At the same time, Kelly said it remains important to continue to reach beyond the company’s current talent pool to diversify and strengthen the business to reflect the changing customer and population demographics of the country.
She recommends taking an intentional approach to building DE&I in the workplace by forming relationships in the community with diversity-focused business associations, such as the Latina Network of West Michigan, the West Michigan Asian American Association, the Urban League of West Michigan, BL2END and many others.
“There are all sorts of professional organizations that would welcome support, welcome sponsorship, welcome the opportunity for you to connect with them and then you can build relationships with people and you can talk to them a little bit about how you’re trying to reshape your company,” Kelly said.
Kelly said it’s long been known that “people don’t leave companies; they leave bosses.” One of the functions of an HR lead — inside a company or as an external consultant — is to give leaders the tools they need to motivate and inspire employees rather than simply manage and correct their behavior.
This takes recognition of generational differences that sometimes older leaders have not yet recognized, such as the younger generation’s desire to not necessarily just climb the ladder but to affect positive change and create positive experiences for others.
Kelly said HR Collaborative focuses on being “high-tech, high-touch,” meaning it is the firm’s responsibility to use the available technologies to automate the more rote, transactional HR processes so its team can focus on the “higher-level, transformational work” of people strategy and market research.
Digital tools available today for HR professionals and the employees they serve include paycheck tracking software, online employee benefits management platforms and digital recordkeeping systems.
“Who wants to look for a benefits clerk for two days to find out how much their deductible is when they can just go online and type it in, and it’s right there for you?” Kelly said.

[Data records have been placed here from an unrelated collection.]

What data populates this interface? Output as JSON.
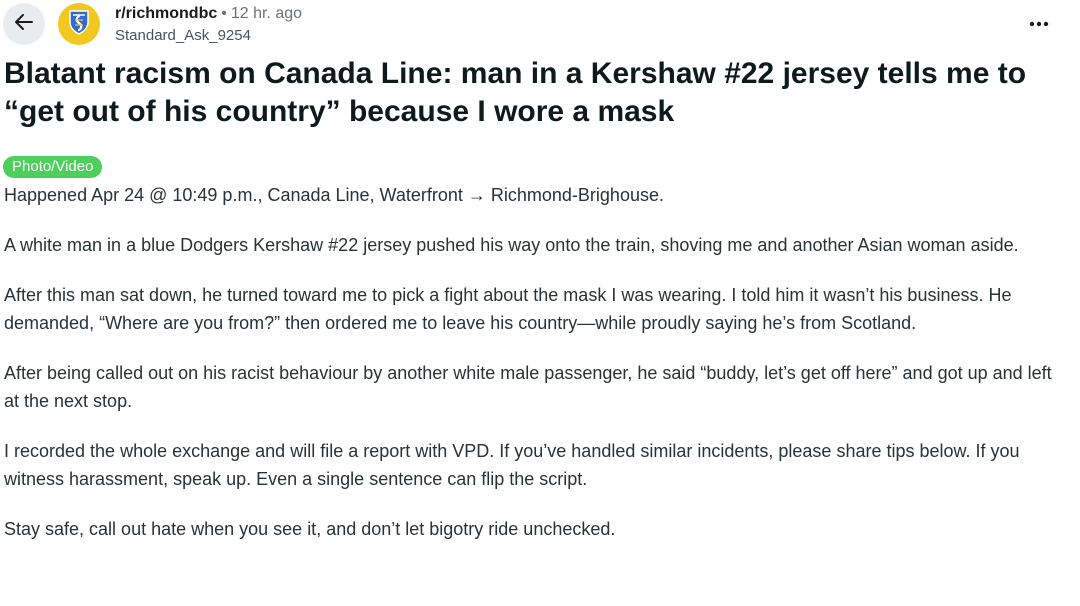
{
  "header": {
    "back_icon": "arrow-left-icon",
    "subreddit_icon": "shield-crest-icon",
    "subreddit": "r/richmondbc",
    "separator": "•",
    "time_ago": "12 hr. ago",
    "author": "Standard_Ask_9254",
    "more_icon": "ellipsis-icon"
  },
  "post": {
    "title": "Blatant racism on Canada Line: man in a Kershaw #22 jersey tells me to “get out of his country” because I wore a mask",
    "flair": "Photo/Video",
    "flair_color": "#4dce5d",
    "paragraphs": [
      "Happened Apr 24 @ 10:49 p.m., Canada Line, Waterfront → Richmond-Brighouse.",
      "A white man in a blue Dodgers Kershaw #22 jersey pushed his way onto the train, shoving me and another Asian woman aside.",
      "After this man sat down, he turned toward me to pick a fight about the mask I was wearing. I told him it wasn’t his business. He demanded, “Where are you from?” then ordered me to leave his country—while proudly saying he’s from Scotland.",
      "After being called out on his racist behaviour by another white male passenger, he said “buddy, let’s get off here” and got up and left at the next stop.",
      "I recorded the whole exchange and will file a report with VPD. If you’ve handled similar incidents, please share tips below. If you witness harassment, speak up. Even a single sentence can flip the script.",
      "Stay safe, call out hate when you see it, and don’t let bigotry ride unchecked."
    ]
  }
}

The world is in a period of economic and technological disruption, Kelly said, and one of the roles of HR personnel is to help employees navigate that change, which includes but is not limited to electronic medical records, artificial intelligence, fintech, biotech and continuing digitalization of information — a level of change that might leave some heads spinning.
Kelly cited the business acronym VUCA, which originated in 1987, as a still-relevant way of helping HR professionals think about guiding clients through change.
“We live in a VUCA world: a world of volatility, uncertainty, complexity and ambiguity,” Kelly said. “To succeed in this kind of environment, you need to have VUCA skills: vision, understanding, clarity and agility.”
She said in most cases, this is a self-taught skill on the part of the HR leader that will become invaluable in establishing trust with a client.
“Businesses need someone who can help grease the skids on that, help facilitate those conversations to move people to a point where they can be more comfortable in the VUCA world,” Kelly said.
Kelly said most people spend more time at work — or working outside the office — than they do at home or sleeping, which makes it imperative for employers and people strategists “to make that work time as pleasant and as rewarding as it can possibly be.”
This hearkens back to offering a streamlined digital toolbox that equips the employees to work more efficiently and easily.
But it’s also about creating a culture of “micro-experiences” that incentivize excellent contributions, Kelly added.
This means noticing an employee’s personal tastes and compensating them for outstanding performance in the form of personalized gift cards, tickets and other experiential rewards.
“It enhances the experience for the employee and helps them feel valued,” Kelly said. “There’s significant data that says that someone who is recognized at least once a week for some contribution that they made will have higher levels of engagement, higher levels of productivity and longer retention with the company.”